-- Your objective --
If a line of the records contains the string "JSON", copy it out.

* * * * *

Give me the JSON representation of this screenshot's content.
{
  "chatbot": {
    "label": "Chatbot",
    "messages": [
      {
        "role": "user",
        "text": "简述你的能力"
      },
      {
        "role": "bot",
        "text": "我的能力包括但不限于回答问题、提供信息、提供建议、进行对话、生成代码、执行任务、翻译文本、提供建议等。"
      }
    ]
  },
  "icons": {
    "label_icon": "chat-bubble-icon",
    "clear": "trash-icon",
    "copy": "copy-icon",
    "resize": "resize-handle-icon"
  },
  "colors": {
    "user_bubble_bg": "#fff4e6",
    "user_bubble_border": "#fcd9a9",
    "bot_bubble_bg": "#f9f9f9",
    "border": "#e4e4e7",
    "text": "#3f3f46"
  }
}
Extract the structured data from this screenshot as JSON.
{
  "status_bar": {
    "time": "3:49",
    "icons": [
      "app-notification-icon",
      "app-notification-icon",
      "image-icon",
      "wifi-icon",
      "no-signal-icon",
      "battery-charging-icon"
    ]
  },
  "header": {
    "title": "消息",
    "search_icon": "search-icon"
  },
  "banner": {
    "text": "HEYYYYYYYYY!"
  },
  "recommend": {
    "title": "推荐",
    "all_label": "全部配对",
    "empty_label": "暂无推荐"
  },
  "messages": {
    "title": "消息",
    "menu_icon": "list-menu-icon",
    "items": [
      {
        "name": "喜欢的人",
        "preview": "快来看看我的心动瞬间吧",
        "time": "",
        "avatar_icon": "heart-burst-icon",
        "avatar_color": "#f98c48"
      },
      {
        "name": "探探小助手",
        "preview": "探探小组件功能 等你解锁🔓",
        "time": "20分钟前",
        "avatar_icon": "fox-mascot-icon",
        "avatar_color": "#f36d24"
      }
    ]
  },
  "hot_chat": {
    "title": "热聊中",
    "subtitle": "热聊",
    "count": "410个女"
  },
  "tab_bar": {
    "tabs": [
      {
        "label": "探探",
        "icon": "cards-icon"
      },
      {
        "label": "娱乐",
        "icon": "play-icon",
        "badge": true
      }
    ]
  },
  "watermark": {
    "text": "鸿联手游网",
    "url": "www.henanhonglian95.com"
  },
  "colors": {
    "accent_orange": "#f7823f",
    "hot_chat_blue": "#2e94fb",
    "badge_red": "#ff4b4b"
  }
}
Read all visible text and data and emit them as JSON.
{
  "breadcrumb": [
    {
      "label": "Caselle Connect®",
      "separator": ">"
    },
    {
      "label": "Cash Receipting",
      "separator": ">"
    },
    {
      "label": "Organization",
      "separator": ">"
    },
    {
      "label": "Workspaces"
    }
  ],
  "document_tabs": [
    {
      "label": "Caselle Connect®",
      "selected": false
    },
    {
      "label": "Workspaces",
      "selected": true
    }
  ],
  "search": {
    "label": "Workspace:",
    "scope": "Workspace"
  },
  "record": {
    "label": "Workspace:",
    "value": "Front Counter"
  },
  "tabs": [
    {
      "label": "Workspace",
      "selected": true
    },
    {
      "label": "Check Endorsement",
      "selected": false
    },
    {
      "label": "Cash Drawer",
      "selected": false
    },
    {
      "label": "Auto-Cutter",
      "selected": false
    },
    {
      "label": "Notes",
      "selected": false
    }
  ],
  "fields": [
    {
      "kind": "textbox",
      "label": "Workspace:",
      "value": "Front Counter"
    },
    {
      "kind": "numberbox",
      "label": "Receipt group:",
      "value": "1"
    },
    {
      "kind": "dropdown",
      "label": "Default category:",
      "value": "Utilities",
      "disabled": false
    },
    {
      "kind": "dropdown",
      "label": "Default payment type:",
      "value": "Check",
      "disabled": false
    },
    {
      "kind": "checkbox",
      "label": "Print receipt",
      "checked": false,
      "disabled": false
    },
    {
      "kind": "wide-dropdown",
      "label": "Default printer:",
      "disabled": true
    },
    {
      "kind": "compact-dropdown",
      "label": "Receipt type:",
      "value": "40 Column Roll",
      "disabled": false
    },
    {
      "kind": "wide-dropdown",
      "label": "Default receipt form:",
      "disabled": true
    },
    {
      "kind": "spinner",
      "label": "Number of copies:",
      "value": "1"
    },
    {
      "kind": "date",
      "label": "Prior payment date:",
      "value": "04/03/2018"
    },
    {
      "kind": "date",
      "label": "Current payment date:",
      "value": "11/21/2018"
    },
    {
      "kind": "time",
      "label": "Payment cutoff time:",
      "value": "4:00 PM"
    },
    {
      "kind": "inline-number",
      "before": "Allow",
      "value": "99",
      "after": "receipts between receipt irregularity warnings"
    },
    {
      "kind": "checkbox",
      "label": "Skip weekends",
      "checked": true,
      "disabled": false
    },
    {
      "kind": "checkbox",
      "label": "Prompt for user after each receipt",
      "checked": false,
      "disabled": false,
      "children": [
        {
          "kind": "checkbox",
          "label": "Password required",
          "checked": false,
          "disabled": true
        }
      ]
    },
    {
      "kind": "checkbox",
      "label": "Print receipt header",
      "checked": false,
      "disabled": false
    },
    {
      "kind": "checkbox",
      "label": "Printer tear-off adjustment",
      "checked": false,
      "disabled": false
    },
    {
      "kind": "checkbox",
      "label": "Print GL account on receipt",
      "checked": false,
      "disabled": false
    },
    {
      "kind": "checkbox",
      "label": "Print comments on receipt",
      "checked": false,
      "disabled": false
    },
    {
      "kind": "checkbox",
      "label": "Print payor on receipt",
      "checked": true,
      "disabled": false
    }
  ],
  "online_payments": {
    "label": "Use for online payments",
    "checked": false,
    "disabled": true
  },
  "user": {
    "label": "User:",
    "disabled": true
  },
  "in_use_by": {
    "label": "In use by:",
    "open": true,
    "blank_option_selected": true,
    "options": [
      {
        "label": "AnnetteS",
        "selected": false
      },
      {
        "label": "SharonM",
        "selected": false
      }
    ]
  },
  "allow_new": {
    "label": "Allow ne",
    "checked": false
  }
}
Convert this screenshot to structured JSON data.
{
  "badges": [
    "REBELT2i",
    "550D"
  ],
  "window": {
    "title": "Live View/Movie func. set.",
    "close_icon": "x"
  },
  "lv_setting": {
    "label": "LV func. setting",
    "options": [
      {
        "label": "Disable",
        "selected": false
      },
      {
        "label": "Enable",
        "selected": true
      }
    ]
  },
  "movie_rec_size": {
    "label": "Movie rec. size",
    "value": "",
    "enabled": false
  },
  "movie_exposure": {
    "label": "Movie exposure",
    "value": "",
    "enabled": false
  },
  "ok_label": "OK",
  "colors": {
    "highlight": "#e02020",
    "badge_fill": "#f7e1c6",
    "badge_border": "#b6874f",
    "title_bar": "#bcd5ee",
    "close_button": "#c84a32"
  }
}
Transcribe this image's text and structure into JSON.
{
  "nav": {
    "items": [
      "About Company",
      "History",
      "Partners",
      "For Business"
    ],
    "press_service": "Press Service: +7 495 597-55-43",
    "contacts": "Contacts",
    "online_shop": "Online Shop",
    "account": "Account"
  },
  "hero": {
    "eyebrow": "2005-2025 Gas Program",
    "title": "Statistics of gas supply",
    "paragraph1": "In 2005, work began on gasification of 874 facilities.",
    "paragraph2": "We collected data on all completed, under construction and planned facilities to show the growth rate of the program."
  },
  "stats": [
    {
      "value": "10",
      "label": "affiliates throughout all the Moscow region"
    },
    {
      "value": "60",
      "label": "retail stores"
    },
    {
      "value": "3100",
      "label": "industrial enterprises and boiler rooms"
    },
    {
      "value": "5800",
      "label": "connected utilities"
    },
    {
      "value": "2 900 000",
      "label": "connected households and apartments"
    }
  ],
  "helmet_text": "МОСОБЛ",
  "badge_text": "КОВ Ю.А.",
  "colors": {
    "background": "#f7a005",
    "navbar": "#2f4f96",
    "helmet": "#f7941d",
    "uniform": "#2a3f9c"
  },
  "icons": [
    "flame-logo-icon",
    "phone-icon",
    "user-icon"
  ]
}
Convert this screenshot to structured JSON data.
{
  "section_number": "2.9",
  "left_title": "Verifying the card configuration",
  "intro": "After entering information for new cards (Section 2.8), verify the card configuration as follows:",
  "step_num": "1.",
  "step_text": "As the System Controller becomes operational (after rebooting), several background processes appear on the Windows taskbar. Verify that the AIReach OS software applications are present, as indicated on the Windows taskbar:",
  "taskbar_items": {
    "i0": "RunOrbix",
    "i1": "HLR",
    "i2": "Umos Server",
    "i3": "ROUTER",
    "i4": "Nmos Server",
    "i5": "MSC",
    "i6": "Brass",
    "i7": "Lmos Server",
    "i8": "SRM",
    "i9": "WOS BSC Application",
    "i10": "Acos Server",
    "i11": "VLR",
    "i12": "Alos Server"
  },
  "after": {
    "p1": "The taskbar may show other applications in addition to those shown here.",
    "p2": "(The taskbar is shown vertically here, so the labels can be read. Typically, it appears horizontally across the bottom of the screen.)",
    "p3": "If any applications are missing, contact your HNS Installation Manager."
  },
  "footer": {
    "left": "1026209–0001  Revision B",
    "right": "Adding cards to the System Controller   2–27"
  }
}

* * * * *

-- Answer for the task --
Give me the JSON representation of this screenshot's content.
Extract the structured data from this screenshot as JSON.
Read all visible text and data and emit them as JSON.
Convert this screenshot to structured JSON data.
Transcribe this image's text and structure into JSON.
Convert this screenshot to structured JSON data.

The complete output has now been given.